#### [WHAT TO WORK ON]
Without changing a single word, set down all of the records.

----

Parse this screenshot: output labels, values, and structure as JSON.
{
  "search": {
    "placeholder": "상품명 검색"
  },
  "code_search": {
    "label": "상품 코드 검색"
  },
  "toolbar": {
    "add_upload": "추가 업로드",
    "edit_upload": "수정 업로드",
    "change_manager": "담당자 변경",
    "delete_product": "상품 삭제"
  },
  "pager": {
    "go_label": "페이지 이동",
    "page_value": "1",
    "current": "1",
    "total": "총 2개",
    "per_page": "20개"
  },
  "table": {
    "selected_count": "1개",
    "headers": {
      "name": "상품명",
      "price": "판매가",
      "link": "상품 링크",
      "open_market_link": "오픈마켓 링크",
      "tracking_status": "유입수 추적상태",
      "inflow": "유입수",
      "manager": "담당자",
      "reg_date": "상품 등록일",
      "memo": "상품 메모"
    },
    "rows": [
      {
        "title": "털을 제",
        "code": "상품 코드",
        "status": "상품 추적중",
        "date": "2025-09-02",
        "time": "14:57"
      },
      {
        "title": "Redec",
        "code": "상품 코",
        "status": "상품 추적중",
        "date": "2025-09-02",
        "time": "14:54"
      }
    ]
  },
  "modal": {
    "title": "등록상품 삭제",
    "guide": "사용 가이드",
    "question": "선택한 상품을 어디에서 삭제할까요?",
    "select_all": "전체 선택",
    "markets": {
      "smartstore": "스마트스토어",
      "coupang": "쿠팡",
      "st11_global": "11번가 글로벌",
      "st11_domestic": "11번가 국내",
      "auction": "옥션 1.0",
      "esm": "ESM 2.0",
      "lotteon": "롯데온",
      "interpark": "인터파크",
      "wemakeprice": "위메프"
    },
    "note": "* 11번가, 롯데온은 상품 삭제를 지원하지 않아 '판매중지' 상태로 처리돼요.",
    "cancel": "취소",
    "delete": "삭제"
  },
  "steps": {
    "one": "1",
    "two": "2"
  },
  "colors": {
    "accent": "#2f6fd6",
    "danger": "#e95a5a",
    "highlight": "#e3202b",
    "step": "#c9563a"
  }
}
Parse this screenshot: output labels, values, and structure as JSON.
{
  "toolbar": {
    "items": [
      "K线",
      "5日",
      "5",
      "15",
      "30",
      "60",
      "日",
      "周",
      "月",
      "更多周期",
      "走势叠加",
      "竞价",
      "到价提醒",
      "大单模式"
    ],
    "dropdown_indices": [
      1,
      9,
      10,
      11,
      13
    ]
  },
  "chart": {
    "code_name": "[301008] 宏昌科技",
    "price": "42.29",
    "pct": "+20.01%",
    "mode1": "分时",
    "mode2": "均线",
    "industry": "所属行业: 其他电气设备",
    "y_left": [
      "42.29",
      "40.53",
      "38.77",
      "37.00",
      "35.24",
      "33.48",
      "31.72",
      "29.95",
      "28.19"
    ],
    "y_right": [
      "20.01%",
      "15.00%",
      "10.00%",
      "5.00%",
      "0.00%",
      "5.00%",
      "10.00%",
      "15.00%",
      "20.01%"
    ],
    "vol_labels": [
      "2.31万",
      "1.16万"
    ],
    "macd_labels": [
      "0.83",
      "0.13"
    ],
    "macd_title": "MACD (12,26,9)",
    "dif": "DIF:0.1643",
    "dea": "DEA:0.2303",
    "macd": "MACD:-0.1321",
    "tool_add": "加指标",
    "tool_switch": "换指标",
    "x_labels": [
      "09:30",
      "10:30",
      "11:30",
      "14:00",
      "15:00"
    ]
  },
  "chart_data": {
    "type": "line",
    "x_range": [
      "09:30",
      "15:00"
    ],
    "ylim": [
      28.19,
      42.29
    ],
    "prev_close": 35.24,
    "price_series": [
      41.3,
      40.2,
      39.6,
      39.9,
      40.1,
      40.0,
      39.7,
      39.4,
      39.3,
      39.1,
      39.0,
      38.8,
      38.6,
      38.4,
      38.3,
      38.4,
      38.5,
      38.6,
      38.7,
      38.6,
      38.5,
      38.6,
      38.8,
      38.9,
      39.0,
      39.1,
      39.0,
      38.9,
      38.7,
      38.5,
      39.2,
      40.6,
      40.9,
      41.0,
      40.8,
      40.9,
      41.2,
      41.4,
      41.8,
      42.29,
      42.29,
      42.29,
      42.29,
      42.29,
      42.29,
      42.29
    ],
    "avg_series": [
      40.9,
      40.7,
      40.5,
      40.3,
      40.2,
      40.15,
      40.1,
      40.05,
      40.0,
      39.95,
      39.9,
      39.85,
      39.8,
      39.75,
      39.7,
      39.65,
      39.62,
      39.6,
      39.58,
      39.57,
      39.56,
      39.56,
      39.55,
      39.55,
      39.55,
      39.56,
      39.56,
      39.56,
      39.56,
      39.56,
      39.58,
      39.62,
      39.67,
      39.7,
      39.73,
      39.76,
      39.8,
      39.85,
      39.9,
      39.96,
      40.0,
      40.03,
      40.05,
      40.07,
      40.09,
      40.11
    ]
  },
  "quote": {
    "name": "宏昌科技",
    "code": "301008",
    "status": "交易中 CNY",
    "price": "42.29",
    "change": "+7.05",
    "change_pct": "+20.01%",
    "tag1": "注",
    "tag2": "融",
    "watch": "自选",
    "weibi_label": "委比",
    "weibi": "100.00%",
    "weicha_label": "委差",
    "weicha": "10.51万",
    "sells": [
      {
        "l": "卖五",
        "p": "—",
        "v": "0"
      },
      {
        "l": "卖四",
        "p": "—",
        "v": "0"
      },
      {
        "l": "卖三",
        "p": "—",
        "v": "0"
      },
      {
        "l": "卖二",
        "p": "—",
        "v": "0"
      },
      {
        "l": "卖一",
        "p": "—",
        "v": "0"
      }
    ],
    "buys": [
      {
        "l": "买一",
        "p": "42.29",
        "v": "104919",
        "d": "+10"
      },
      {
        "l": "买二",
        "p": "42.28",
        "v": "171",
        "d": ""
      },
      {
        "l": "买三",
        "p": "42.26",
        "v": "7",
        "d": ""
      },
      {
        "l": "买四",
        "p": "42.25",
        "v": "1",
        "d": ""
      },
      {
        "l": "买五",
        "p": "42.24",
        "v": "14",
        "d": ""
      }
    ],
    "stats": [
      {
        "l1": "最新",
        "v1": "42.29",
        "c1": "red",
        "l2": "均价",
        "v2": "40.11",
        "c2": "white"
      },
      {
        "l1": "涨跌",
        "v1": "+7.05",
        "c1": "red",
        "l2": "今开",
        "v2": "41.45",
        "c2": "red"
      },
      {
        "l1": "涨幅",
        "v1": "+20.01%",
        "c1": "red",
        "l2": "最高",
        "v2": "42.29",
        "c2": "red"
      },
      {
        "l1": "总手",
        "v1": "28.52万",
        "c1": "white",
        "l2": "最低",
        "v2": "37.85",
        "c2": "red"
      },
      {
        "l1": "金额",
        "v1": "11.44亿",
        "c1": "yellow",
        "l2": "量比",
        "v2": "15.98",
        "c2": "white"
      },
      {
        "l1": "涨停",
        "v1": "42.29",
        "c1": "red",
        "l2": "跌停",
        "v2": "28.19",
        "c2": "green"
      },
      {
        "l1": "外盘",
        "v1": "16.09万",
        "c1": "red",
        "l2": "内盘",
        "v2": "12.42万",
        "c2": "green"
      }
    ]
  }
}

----

#### [EXERCISE SOLUTION]
Parse this screenshot: output labels, values, and structure as JSON.
{
  "search": {
    "placeholder": "상품명 검색"
  },
  "code_search": {
    "label": "상품 코드 검색"
  },
  "toolbar": {
    "add_upload": "추가 업로드",
    "edit_upload": "수정 업로드",
    "change_manager": "담당자 변경",
    "delete_product": "상품 삭제"
  },
  "pager": {
    "go_label": "페이지 이동",
    "page_value": "1",
    "current": "1",
    "total": "총 2개",
    "per_page": "20개"
  },
  "table": {
    "selected_count": "1개",
    "headers": {
      "name": "상품명",
      "price": "판매가",
      "link": "상품 링크",
      "open_market_link": "오픈마켓 링크",
      "tracking_status": "유입수 추적상태",
      "inflow": "유입수",
      "manager": "담당자",
      "reg_date": "상품 등록일",
      "memo": "상품 메모"
    },
    "rows": [
      {
        "title": "털을 제",
        "code": "상품 코드",
        "status": "상품 추적중",
        "date": "2025-09-02",
        "time": "14:57"
      },
      {
        "title": "Redec",
        "code": "상품 코",
        "status": "상품 추적중",
        "date": "2025-09-02",
        "time": "14:54"
      }
    ]
  },
  "modal": {
    "title": "등록상품 삭제",
    "guide": "사용 가이드",
    "question": "선택한 상품을 어디에서 삭제할까요?",
    "select_all": "전체 선택",
    "markets": {
      "smartstore": "스마트스토어",
      "coupang": "쿠팡",
      "st11_global": "11번가 글로벌",
      "st11_domestic": "11번가 국내",
      "auction": "옥션 1.0",
      "esm": "ESM 2.0",
      "lotteon": "롯데온",
      "interpark": "인터파크",
      "wemakeprice": "위메프"
    },
    "note": "* 11번가, 롯데온은 상품 삭제를 지원하지 않아 '판매중지' 상태로 처리돼요.",
    "cancel": "취소",
    "delete": "삭제"
  },
  "steps": {
    "one": "1",
    "two": "2"
  },
  "colors": {
    "accent": "#2f6fd6",
    "danger": "#e95a5a",
    "highlight": "#e3202b",
    "step": "#c9563a"
  }
}
Parse this screenshot: output labels, values, and structure as JSON.
{
  "toolbar": {
    "items": [
      "K线",
      "5日",
      "5",
      "15",
      "30",
      "60",
      "日",
      "周",
      "月",
      "更多周期",
      "走势叠加",
      "竞价",
      "到价提醒",
      "大单模式"
    ],
    "dropdown_indices": [
      1,
      9,
      10,
      11,
      13
    ]
  },
  "chart": {
    "code_name": "[301008] 宏昌科技",
    "price": "42.29",
    "pct": "+20.01%",
    "mode1": "分时",
    "mode2": "均线",
    "industry": "所属行业: 其他电气设备",
    "y_left": [
      "42.29",
      "40.53",
      "38.77",
      "37.00",
      "35.24",
      "33.48",
      "31.72",
      "29.95",
      "28.19"
    ],
    "y_right": [
      "20.01%",
      "15.00%",
      "10.00%",
      "5.00%",
      "0.00%",
      "5.00%",
      "10.00%",
      "15.00%",
      "20.01%"
    ],
    "vol_labels": [
      "2.31万",
      "1.16万"
    ],
    "macd_labels": [
      "0.83",
      "0.13"
    ],
    "macd_title": "MACD (12,26,9)",
    "dif": "DIF:0.1643",
    "dea": "DEA:0.2303",
    "macd": "MACD:-0.1321",
    "tool_add": "加指标",
    "tool_switch": "换指标",
    "x_labels": [
      "09:30",
      "10:30",
      "11:30",
      "14:00",
      "15:00"
    ]
  },
  "chart_data": {
    "type": "line",
    "x_range": [
      "09:30",
      "15:00"
    ],
    "ylim": [
      28.19,
      42.29
    ],
    "prev_close": 35.24,
    "price_series": [
      41.3,
      40.2,
      39.6,
      39.9,
      40.1,
      40.0,
      39.7,
      39.4,
      39.3,
      39.1,
      39.0,
      38.8,
      38.6,
      38.4,
      38.3,
      38.4,
      38.5,
      38.6,
      38.7,
      38.6,
      38.5,
      38.6,
      38.8,
      38.9,
      39.0,
      39.1,
      39.0,
      38.9,
      38.7,
      38.5,
      39.2,
      40.6,
      40.9,
      41.0,
      40.8,
      40.9,
      41.2,
      41.4,
      41.8,
      42.29,
      42.29,
      42.29,
      42.29,
      42.29,
      42.29,
      42.29
    ],
    "avg_series": [
      40.9,
      40.7,
      40.5,
      40.3,
      40.2,
      40.15,
      40.1,
      40.05,
      40.0,
      39.95,
      39.9,
      39.85,
      39.8,
      39.75,
      39.7,
      39.65,
      39.62,
      39.6,
      39.58,
      39.57,
      39.56,
      39.56,
      39.55,
      39.55,
      39.55,
      39.56,
      39.56,
      39.56,
      39.56,
      39.56,
      39.58,
      39.62,
      39.67,
      39.7,
      39.73,
      39.76,
      39.8,
      39.85,
      39.9,
      39.96,
      40.0,
      40.03,
      40.05,
      40.07,
      40.09,
      40.11
    ]
  },
  "quote": {
    "name": "宏昌科技",
    "code": "301008",
    "status": "交易中 CNY",
    "price": "42.29",
    "change": "+7.05",
    "change_pct": "+20.01%",
    "tag1": "注",
    "tag2": "融",
    "watch": "自选",
    "weibi_label": "委比",
    "weibi": "100.00%",
    "weicha_label": "委差",
    "weicha": "10.51万",
    "sells": [
      {
        "l": "卖五",
        "p": "—",
        "v": "0"
      },
      {
        "l": "卖四",
        "p": "—",
        "v": "0"
      },
      {
        "l": "卖三",
        "p": "—",
        "v": "0"
      },
      {
        "l": "卖二",
        "p": "—",
        "v": "0"
      },
      {
        "l": "卖一",
        "p": "—",
        "v": "0"
      }
    ],
    "buys": [
      {
        "l": "买一",
        "p": "42.29",
        "v": "104919",
        "d": "+10"
      },
      {
        "l": "买二",
        "p": "42.28",
        "v": "171",
        "d": ""
      },
      {
        "l": "买三",
        "p": "42.26",
        "v": "7",
        "d": ""
      },
      {
        "l": "买四",
        "p": "42.25",
        "v": "1",
        "d": ""
      },
      {
        "l": "买五",
        "p": "42.24",
        "v": "14",
        "d": ""
      }
    ],
    "stats": [
      {
        "l1": "最新",
        "v1": "42.29",
        "c1": "red",
        "l2": "均价",
        "v2": "40.11",
        "c2": "white"
      },
      {
        "l1": "涨跌",
        "v1": "+7.05",
        "c1": "red",
        "l2": "今开",
        "v2": "41.45",
        "c2": "red"
      },
      {
        "l1": "涨幅",
        "v1": "+20.01%",
        "c1": "red",
        "l2": "最高",
        "v2": "42.29",
        "c2": "red"
      },
      {
        "l1": "总手",
        "v1": "28.52万",
        "c1": "white",
        "l2": "最低",
        "v2": "37.85",
        "c2": "red"
      },
      {
        "l1": "金额",
        "v1": "11.44亿",
        "c1": "yellow",
        "l2": "量比",
        "v2": "15.98",
        "c2": "white"
      },
      {
        "l1": "涨停",
        "v1": "42.29",
        "c1": "red",
        "l2": "跌停",
        "v2": "28.19",
        "c2": "green"
      },
      {
        "l1": "外盘",
        "v1": "16.09万",
        "c1": "red",
        "l2": "内盘",
        "v2": "12.42万",
        "c2": "green"
      }
    ]
  }
}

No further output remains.